--- START ---

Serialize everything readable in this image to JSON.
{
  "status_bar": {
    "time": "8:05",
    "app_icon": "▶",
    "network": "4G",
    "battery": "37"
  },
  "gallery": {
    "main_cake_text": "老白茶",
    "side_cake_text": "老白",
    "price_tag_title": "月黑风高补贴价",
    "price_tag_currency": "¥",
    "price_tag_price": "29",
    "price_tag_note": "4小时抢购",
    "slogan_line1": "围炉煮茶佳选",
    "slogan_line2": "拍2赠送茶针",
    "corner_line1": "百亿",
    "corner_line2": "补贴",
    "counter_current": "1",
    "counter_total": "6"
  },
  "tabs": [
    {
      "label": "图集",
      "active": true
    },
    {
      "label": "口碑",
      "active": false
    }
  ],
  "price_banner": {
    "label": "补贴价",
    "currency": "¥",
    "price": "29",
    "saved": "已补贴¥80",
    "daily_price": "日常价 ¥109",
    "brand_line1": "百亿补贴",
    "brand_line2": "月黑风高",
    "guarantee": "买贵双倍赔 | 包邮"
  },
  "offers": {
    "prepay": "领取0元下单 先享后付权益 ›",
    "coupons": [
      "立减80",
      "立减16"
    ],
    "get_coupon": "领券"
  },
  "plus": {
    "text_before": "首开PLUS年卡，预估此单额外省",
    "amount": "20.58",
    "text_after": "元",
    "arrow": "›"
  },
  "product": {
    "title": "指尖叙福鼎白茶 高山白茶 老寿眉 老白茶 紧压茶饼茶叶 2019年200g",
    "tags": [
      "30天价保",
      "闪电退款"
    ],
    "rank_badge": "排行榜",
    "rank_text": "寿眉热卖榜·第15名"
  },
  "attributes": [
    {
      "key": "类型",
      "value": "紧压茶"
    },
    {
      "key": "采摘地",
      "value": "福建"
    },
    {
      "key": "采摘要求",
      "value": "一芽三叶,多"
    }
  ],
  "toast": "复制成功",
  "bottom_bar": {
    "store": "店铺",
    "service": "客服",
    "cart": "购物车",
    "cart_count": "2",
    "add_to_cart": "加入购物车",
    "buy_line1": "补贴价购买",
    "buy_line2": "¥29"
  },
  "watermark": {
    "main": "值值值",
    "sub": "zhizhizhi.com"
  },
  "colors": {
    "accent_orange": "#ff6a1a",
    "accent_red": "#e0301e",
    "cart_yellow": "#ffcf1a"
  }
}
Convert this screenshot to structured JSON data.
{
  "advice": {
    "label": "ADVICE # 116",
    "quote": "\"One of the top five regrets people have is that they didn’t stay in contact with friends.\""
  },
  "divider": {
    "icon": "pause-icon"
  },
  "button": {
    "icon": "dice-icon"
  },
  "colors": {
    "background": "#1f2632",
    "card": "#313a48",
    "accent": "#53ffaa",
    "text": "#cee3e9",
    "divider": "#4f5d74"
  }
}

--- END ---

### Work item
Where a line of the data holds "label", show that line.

### Finished task
      "label": "图集",
      "label": "口碑",
    "label": "补贴价",
    "label": "ADVICE # 116",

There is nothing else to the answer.